"And God said, Let us make man in our image, after our likeness and let them have dominion over the fish of the sea, and over the fowl of the air, and over the cattle, and over all the earth, and over every creeping thing that creepeth upon the earth." --Genesis 1:24-26 In this crucial passage from the Old Testament, God grants mankind power over animals. But with this privilege comes the grave responsibility to respect life, to treat animals with (...) simple dignity and compassion. Somewhere along the way, something has gone wrong. In Dominion , we witness the annual convention of Safari Club International, an organization whose wealthier members will pay up to $20,000 to hunt an elephant, a lion or another animal, either abroad or in American "safari ranches," where the animals are fenced in pens. We attend the annual International Whaling Commission conference, where the skewed politics of the whaling industry come to light, and the focus is on developing more lethal, but not more merciful, methods of harvesting "living marine resources." And we visit a gargantuan American "factory farm," where animals are treated as mere product and raised in conditions of mass confinement, bred for passivity and bulk, inseminated and fed with machines, kept in tightly confined stalls for the entirety of their lives, and slaughtered in a way that maximizes profits and minimizes decency.

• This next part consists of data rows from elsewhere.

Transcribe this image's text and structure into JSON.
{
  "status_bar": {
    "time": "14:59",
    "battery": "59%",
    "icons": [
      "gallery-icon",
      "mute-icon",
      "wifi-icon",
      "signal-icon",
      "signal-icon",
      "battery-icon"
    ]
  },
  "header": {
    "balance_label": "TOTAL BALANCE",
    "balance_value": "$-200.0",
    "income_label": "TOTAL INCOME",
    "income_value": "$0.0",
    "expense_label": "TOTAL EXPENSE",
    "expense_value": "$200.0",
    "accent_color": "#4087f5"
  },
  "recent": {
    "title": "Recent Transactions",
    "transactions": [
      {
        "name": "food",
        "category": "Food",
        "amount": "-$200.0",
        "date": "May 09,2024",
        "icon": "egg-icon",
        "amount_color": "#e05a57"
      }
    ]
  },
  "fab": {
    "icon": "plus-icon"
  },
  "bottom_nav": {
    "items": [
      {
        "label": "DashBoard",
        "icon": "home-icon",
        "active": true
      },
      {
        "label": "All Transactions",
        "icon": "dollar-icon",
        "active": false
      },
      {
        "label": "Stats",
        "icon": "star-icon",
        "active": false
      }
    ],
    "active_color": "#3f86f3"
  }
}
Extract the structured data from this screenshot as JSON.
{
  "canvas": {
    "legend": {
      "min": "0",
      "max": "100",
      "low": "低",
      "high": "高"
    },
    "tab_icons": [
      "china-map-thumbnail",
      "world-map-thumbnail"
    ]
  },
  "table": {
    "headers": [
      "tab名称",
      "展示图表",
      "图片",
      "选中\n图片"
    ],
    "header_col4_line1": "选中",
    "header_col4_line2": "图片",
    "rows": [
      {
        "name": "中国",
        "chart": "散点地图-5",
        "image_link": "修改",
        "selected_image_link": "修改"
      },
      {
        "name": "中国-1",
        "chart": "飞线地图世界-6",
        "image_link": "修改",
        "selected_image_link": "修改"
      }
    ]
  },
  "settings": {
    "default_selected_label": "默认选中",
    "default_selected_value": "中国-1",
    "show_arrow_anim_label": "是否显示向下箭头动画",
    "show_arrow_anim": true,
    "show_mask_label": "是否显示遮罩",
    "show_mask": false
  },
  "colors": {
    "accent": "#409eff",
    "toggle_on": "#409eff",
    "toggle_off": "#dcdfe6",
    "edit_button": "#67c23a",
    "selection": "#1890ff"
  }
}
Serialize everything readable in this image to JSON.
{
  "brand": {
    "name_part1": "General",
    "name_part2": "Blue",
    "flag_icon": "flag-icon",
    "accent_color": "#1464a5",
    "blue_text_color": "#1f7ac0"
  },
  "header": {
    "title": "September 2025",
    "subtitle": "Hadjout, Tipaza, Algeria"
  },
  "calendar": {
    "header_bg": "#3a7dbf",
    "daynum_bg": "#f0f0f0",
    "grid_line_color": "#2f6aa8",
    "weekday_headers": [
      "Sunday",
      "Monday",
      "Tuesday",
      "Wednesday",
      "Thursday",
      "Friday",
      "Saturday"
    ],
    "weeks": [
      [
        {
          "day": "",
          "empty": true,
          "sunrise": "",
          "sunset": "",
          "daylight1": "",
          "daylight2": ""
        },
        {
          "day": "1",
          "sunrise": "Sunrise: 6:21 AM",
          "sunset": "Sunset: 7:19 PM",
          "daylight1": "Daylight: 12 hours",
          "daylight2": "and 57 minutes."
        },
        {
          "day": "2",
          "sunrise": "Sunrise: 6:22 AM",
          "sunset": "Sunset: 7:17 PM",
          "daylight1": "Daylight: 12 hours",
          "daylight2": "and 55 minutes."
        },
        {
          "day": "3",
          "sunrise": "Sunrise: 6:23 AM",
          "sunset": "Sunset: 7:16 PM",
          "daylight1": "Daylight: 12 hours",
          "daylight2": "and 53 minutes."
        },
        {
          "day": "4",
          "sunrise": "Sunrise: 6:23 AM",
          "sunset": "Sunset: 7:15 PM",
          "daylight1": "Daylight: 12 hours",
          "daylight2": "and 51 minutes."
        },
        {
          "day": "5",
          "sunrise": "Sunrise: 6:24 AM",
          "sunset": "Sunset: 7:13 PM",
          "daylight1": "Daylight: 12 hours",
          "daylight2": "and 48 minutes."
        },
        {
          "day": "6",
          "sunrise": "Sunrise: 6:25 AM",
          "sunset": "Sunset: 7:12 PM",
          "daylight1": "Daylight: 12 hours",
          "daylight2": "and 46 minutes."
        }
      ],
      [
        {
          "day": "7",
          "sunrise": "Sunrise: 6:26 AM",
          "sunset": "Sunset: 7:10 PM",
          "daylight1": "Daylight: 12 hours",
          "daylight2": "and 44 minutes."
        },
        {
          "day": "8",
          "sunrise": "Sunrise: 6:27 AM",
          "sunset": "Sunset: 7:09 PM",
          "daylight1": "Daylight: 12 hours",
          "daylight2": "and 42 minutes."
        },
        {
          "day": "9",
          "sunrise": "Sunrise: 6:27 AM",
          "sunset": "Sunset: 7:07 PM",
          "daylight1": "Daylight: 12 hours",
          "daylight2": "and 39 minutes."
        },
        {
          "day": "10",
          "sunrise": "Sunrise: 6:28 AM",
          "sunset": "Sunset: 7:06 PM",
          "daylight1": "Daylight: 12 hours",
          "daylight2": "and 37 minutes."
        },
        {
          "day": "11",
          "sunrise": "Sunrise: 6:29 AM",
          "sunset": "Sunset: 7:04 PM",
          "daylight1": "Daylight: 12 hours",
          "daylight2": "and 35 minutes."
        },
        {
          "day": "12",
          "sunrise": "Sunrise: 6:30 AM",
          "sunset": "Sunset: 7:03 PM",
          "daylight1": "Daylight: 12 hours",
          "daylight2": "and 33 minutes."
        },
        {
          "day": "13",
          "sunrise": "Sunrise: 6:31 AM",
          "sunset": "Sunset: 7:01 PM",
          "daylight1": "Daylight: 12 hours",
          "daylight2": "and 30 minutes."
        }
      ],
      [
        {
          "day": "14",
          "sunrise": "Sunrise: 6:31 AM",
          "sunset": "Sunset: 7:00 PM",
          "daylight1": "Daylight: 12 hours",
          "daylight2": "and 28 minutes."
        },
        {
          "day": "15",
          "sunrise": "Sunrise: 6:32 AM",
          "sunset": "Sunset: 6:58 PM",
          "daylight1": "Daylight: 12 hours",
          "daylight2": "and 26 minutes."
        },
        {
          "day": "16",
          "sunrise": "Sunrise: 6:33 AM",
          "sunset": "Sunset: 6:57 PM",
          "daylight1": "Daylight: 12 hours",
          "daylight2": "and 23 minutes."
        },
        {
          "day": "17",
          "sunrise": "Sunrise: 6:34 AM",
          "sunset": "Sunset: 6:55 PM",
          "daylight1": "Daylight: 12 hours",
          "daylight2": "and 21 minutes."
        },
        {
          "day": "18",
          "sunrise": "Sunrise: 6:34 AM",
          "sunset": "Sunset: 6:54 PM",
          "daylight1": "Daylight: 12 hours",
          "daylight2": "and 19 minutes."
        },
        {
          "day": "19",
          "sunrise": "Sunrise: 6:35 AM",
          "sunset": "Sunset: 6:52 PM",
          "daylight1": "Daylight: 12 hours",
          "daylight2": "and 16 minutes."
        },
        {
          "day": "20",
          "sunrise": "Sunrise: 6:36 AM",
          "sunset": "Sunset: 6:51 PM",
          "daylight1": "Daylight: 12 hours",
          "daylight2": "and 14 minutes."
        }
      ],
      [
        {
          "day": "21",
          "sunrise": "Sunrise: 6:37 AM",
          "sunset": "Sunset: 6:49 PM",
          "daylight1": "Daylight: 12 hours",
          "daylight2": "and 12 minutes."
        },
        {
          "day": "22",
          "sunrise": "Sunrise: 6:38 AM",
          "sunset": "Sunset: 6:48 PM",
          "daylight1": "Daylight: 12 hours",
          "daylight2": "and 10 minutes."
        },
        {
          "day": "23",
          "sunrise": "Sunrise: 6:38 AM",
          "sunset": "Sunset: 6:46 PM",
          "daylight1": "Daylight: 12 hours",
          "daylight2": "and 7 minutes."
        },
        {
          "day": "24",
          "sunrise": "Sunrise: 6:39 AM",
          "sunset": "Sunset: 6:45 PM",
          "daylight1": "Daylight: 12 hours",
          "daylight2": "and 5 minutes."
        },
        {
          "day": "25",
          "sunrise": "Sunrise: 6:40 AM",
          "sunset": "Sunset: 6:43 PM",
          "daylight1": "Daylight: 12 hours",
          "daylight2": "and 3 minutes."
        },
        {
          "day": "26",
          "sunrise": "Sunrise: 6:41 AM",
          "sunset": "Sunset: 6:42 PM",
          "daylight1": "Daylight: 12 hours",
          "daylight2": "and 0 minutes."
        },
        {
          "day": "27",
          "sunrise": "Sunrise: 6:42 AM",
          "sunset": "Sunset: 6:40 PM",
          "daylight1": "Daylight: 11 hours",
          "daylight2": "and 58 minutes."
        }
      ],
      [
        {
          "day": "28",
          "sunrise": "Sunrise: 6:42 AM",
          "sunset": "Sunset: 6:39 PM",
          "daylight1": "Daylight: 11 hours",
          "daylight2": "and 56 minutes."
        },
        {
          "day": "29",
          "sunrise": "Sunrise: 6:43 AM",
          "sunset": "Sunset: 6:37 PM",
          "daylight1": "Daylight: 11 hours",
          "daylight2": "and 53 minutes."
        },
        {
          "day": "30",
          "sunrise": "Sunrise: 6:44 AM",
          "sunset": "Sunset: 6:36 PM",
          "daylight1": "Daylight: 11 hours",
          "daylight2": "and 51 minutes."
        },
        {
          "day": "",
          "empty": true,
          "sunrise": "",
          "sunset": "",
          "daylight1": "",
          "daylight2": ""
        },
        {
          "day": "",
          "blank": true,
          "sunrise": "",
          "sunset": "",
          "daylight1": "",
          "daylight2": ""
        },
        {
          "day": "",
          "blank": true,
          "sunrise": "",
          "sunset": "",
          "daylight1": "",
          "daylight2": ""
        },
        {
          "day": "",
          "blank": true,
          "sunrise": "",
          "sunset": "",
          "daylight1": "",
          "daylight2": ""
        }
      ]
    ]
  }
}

Throughout Dominion , Scully counters the hypocritical arguments that attempt to excuse animal abuse: from those who argue that the Bible's message permits mankind to use animals as it pleases, to the hunter's argument that through hunting animal populations are controlled, to the popular and "scientifically proven" notions that animals cannot feel pain, experience no emotions, and are not conscious of their own lives. The result is eye opening, painful and infuriating, insightful and rewarding. Dominion is a plea for human benevolence and mercy, a scathing attack on those who would dismiss animal activists as mere sentimentalists, and a demand for reform from the government down to the individual. Matthew Scully has created a groundbreaking work, a book of lasting power and importance for all of us. (shrink)
An experimental survey was undertakento explore the links between thecharacteristics of a moral issue, the degree ofmoral intensity/moral imperative associatedwith the issue (Jones, 1991), and people'sstated willingness to pay (wtp) for policy toaddress the issue. Two farm animal welfareissues were chosen for comparison and thecontingent valuation method was used to elicitpeople's wtp. The findings of the surveysuggest that increases in moral characteristicsdo appear to result in an increase in moralintensity and the degree of moral imperativeassociated (...) with an issue. Moreover, there was apositive link between moral intensity/moralimperative associated with an issue andpeople's stated wtp for policy to address theissue. The paper discusses the relevance of thefindings of the survey in the context of thedebate concerning the relationship betweenmoral and economic values and the use of thecontingent valuation method to estimatepeople's wtp of policy options with moraldimensions. (shrink)